Joan’s children went to create the families which ruled England and fueled both sides of the War of the Roses. There was the famous Neville line, including a queen of England and multiple earldoms, including the powerful Warwick family. Joan’s blood flowed through the families of the Dukes of Westmoreland, Somerset and Exeter. Thanks to Joan’s eldest daughter they joined the Mowbray family; another daughter married into the powerful Percy lineage, another into the dynasty of the Staffords, the Dukes of Buckingham. More sons became barons, the family boasted archbishops, and the baby of the family was Cecily, married to the Duke of York, creating two kings, Edward IV and Richard III. That’s just a selection of their greatness!

But nothing destroys families like the quest for power. The 1400’s saw much wealth and success, but also death. By the time Margaret Beaufort (great niece of Joan), who married into the Tudor family, saw her son Henry defeat Richard III for the crown, the Beauforts’ power had spread out like a spiderweb of noble houses.

I am not new to the history of the Beauforts, nor their struggles to take the throne, but I found plenty to enjoy in Amin’s book. If you are new to the subject, this is the number one place to begin. The author has written a book without bias, simply presenting facts written to be entertaining, instead of heavy and academic.
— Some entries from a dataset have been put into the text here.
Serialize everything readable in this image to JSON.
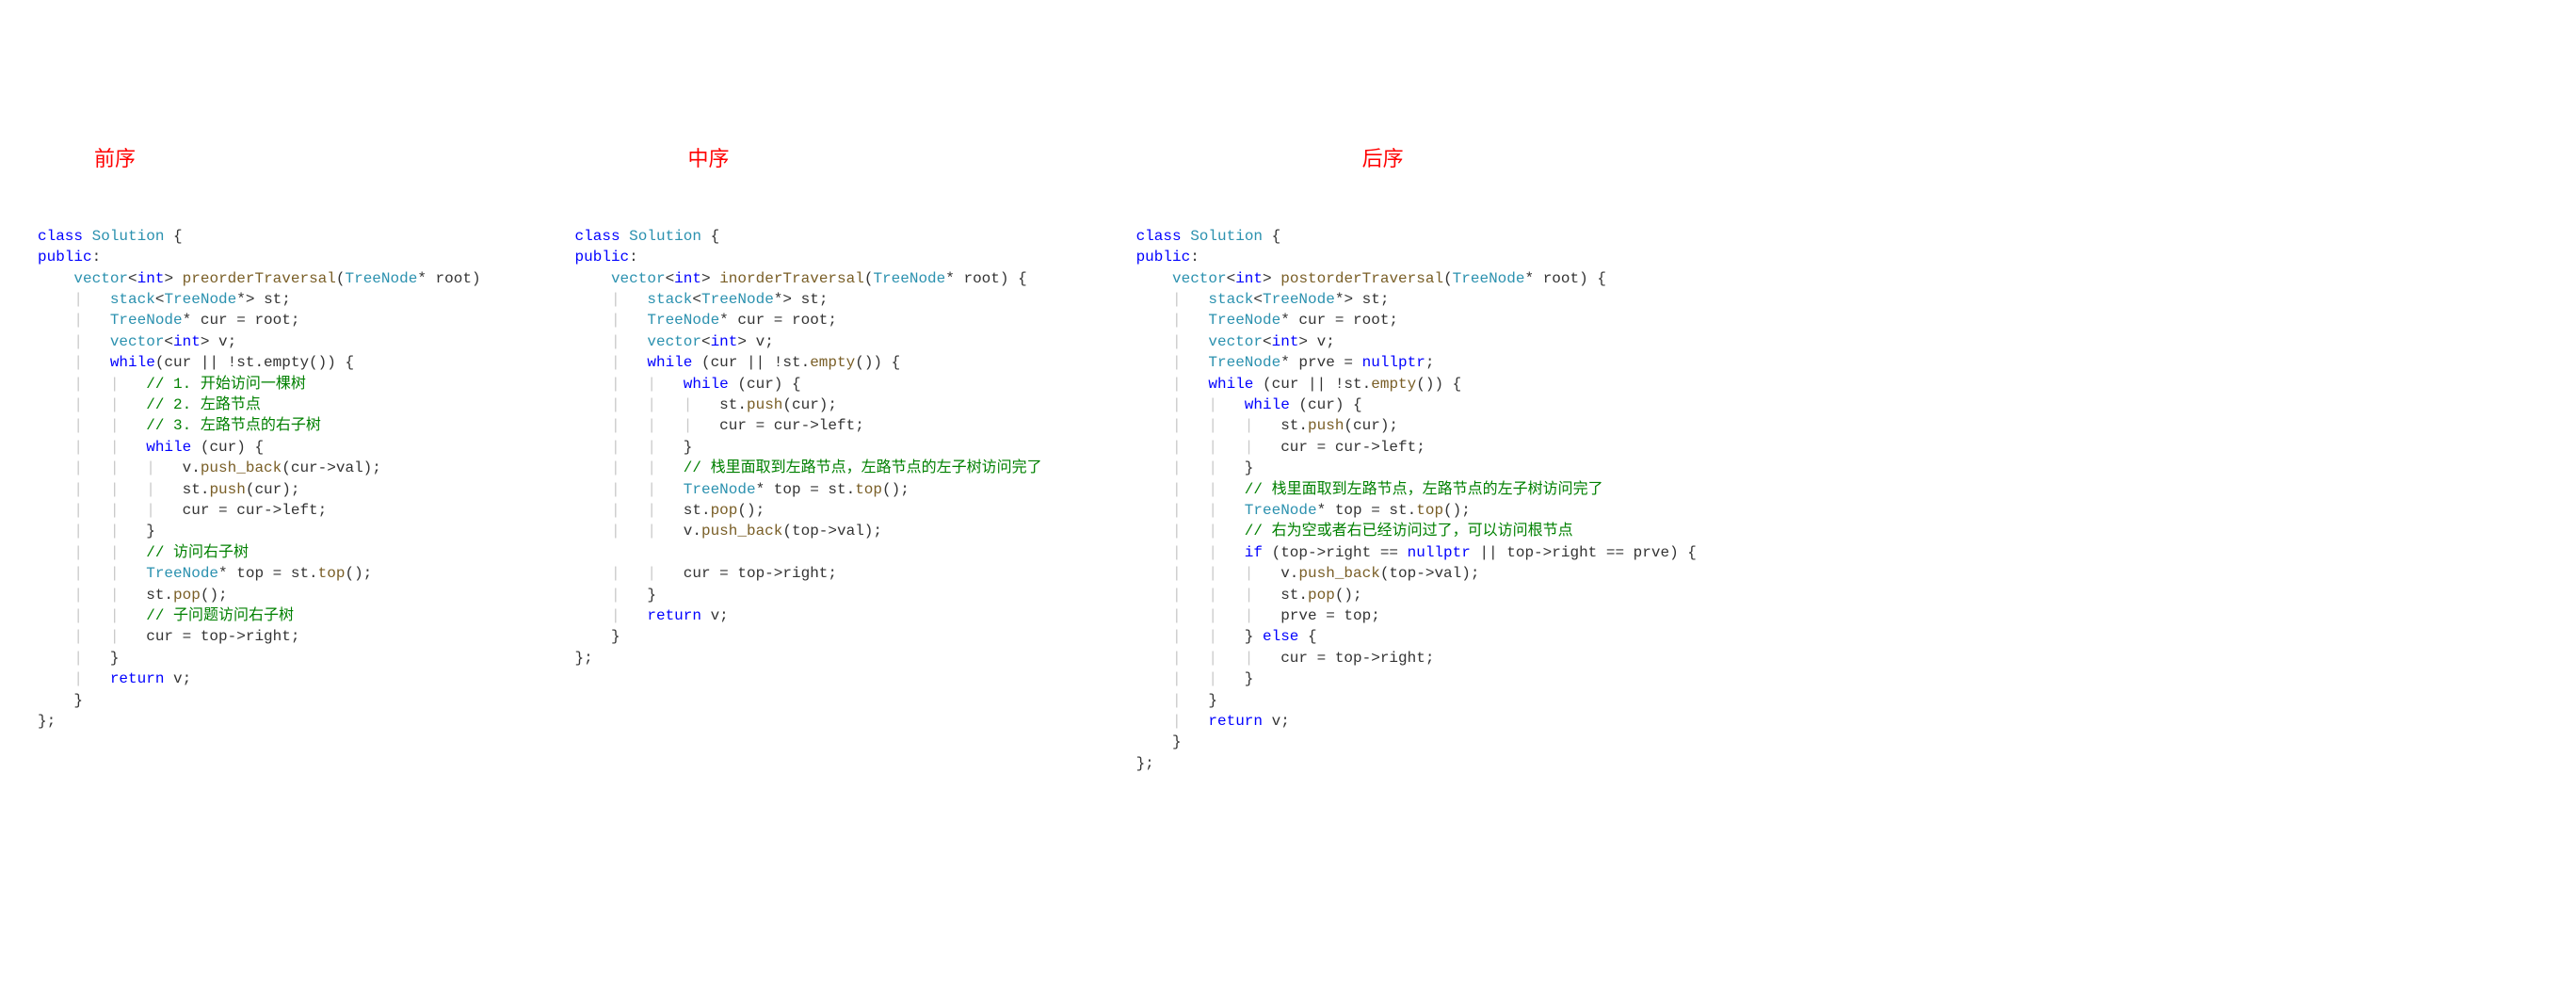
{
  "titles": {
    "pre": "前序",
    "in": "中序",
    "post": "后序"
  },
  "common": {
    "kw_class": "class",
    "cls": "Solution",
    "open": "{",
    "close": "}",
    "close_semi": "};",
    "kw_public": "public",
    "colon": ":",
    "type_vector": "vector",
    "lt": "<",
    "gt": ">",
    "type_int": "int",
    "type_TreeNode": "TreeNode",
    "star": "*",
    "amp_root": " root",
    "paren_open": "(",
    "paren_close": ")",
    "paren_close_brace": ") {",
    "type_stack": "stack",
    "var_st": " st;",
    "var_cur_decl": " cur = root;",
    "var_v_decl": " v;",
    "type_nullptr": "nullptr",
    "kw_while": "while",
    "cond_outer_open": " (cur || !st.",
    "fn_empty": "empty",
    "cond_outer_close": "()) {",
    "cond_inner": " (cur) {",
    "fn_push": "push",
    "push_cur": "(cur);",
    "assign_left": "cur = cur->left;",
    "assign_right": "cur = top->right;",
    "decl_top": " top = st.",
    "fn_top": "top",
    "call_top_close": "();",
    "fn_pop": "pop",
    "call_pop": "st.",
    "call_pop_close": "();",
    "fn_push_back": "push_back",
    "push_back_cur_val": "(cur->val);",
    "push_back_top_val": "(top->val);",
    "kw_return": "return",
    "ret_v": " v;",
    "kw_if": "if",
    "kw_else": "else",
    "v_dot": "v."
  },
  "pre": {
    "fn_name": "preorderTraversal",
    "cond_outer_full": "(cur || !st.empty()) {",
    "c1": "// 1. 开始访问一棵树",
    "c2": "// 2. 左路节点",
    "c3": "// 3. 左路节点的右子树",
    "c_visit_right": "// 访问右子树",
    "c_sub_right": "// 子问题访问右子树"
  },
  "in": {
    "fn_name": "inorderTraversal",
    "c_stack": "// 栈里面取到左路节点，左路节点的左子树访问完了"
  },
  "post": {
    "fn_name": "postorderTraversal",
    "prve_decl": " prve = ",
    "prve_decl_close": ";",
    "c_stack": "// 栈里面取到左路节点，左路节点的左子树访问完了",
    "c_right": "// 右为空或者右已经访问过了，可以访问根节点",
    "cond_if_open": " (top->right == ",
    "cond_if_mid": " || top->right == prve) {",
    "prve_assign": "prve = top;"
  }
}
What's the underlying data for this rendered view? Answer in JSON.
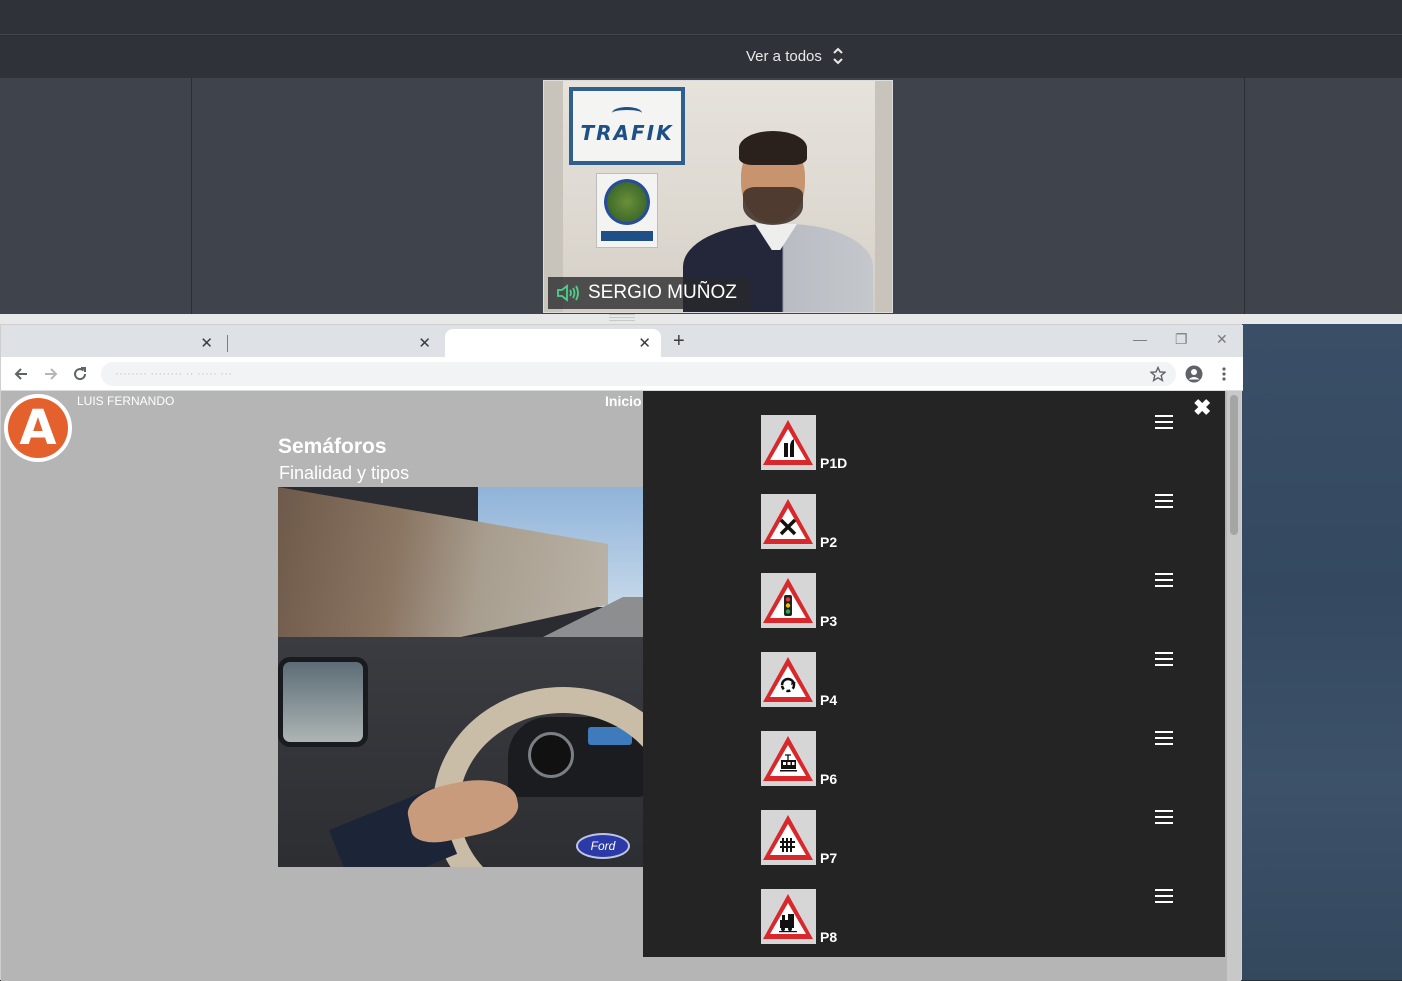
{
  "meeting": {
    "view_all_label": "Ver a todos",
    "participant_name": "SERGIO MUÑOZ",
    "poster_brand": "TRAFIK"
  },
  "browser": {
    "tabs": [
      {
        "label": ""
      },
      {
        "label": ""
      },
      {
        "label": ""
      }
    ],
    "new_tab_label": "+",
    "address": "········ ········ ·· ····· ···"
  },
  "page": {
    "user_name": "LUIS FERNANDO",
    "inicio_link": "Inicio",
    "logo_letter": "A",
    "lesson_title": "Semáforos",
    "lesson_subtitle": "Finalidad y tipos",
    "sim_brand": "Ford"
  },
  "signals": [
    {
      "code": "P1D",
      "icon": "narrowing-right-sign-icon"
    },
    {
      "code": "P2",
      "icon": "intersection-priority-sign-icon"
    },
    {
      "code": "P3",
      "icon": "traffic-light-sign-icon"
    },
    {
      "code": "P4",
      "icon": "roundabout-sign-icon"
    },
    {
      "code": "P6",
      "icon": "tram-sign-icon"
    },
    {
      "code": "P7",
      "icon": "level-crossing-gates-sign-icon"
    },
    {
      "code": "P8",
      "icon": "level-crossing-no-gates-sign-icon"
    }
  ],
  "colors": {
    "accent_orange": "#e4602c",
    "speaker_green": "#4fd08a",
    "sign_red": "#d9282b"
  }
}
Truth always beats fiction, and while I read this in ebook style, once my hardcover arrives, this book will now sit on my top shelf, where I keep all the books I go back to and reference while I work. History is filled with incredible tales, and Amin’s book brings together so many people that you too could be an expert in no time.